*Recorded information*:
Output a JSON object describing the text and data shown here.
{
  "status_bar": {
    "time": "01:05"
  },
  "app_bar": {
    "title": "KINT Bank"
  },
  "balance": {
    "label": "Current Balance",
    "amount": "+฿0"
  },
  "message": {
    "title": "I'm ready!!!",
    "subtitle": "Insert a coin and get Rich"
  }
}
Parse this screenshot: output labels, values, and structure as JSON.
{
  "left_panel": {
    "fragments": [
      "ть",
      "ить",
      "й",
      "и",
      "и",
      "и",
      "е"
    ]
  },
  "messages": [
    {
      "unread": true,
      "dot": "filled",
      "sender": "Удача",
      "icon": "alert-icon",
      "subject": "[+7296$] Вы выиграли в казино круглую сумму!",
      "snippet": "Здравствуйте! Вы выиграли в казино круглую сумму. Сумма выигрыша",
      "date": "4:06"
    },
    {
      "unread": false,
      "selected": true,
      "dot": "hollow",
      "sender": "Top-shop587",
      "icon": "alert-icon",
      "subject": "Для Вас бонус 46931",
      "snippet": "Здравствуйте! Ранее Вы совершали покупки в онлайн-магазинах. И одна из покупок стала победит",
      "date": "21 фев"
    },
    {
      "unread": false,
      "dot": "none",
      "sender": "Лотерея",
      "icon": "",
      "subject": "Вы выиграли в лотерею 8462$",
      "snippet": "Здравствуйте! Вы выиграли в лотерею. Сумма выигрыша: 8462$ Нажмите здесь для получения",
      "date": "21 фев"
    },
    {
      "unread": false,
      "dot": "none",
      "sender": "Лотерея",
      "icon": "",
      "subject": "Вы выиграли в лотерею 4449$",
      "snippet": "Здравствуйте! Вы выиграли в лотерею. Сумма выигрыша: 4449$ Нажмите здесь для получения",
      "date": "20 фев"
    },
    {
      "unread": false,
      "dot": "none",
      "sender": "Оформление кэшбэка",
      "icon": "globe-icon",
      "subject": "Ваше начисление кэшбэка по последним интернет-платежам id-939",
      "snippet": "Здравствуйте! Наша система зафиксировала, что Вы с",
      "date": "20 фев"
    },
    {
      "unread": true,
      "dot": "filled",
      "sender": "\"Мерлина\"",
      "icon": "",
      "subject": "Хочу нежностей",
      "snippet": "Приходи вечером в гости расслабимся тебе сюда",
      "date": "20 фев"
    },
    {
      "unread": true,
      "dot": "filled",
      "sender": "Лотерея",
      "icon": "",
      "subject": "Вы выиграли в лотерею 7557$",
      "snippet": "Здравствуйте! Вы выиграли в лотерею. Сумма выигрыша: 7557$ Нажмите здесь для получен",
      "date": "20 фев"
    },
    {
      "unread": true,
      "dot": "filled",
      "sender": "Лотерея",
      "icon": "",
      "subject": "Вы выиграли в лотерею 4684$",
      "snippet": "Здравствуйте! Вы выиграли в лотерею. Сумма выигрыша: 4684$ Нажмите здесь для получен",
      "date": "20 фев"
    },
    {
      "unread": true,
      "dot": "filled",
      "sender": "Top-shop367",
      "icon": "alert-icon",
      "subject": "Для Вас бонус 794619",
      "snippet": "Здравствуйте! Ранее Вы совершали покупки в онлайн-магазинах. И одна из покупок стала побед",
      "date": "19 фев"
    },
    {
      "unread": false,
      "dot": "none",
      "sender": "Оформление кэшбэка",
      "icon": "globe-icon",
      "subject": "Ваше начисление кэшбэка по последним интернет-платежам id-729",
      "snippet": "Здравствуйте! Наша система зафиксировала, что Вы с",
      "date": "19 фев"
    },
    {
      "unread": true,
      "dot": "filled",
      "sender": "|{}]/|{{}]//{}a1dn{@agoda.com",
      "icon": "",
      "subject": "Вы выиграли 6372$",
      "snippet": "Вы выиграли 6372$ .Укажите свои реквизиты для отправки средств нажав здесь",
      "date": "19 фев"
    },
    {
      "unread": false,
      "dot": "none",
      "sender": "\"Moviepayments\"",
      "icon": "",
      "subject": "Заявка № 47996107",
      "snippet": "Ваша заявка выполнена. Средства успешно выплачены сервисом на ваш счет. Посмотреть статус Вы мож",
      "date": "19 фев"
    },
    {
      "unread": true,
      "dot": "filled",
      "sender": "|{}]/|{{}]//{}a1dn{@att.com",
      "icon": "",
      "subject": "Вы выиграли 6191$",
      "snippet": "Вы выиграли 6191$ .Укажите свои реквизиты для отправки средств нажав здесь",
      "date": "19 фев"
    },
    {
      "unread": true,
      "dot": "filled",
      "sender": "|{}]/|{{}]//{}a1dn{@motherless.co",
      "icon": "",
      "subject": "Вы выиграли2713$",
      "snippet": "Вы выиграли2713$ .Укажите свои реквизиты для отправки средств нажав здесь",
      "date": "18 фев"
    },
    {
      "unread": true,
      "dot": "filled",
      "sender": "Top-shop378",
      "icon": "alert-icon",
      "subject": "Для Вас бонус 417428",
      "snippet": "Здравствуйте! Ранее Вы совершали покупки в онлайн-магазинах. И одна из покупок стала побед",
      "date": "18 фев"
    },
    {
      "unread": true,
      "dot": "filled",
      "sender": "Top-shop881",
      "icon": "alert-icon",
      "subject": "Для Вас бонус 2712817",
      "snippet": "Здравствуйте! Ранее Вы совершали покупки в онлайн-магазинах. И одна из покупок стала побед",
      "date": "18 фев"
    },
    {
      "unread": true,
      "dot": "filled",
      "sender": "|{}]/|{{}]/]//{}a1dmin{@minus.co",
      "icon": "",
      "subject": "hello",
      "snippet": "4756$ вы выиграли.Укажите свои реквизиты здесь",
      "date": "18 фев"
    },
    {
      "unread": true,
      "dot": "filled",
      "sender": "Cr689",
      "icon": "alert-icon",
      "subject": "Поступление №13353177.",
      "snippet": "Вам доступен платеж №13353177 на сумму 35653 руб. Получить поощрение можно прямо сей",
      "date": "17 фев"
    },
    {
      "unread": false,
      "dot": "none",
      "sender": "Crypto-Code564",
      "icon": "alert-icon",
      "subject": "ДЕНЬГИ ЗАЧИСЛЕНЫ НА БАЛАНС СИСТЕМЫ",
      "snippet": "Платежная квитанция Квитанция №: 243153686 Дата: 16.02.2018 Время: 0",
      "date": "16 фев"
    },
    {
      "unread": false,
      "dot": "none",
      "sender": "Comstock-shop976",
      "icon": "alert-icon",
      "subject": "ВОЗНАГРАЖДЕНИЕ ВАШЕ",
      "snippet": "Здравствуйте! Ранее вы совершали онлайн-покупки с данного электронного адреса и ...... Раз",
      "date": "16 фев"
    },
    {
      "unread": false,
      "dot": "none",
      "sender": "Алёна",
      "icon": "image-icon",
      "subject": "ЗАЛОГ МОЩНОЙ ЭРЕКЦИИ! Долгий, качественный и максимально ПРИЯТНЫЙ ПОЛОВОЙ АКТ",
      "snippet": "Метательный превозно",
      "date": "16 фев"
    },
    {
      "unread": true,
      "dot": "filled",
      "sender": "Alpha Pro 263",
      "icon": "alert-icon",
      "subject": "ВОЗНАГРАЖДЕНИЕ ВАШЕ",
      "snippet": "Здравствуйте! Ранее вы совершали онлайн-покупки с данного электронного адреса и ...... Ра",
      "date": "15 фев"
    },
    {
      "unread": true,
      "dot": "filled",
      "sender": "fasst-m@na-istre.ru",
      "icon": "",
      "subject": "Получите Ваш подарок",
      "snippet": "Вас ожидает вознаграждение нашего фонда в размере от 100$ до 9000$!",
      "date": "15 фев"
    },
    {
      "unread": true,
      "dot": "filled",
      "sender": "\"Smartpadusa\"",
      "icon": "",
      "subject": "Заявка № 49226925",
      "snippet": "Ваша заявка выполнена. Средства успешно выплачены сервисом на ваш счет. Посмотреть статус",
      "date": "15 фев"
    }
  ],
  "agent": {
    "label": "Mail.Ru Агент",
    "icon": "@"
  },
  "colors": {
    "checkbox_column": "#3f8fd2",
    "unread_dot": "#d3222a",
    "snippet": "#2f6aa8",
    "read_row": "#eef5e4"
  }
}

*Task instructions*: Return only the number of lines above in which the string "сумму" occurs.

*Expected answer*: 3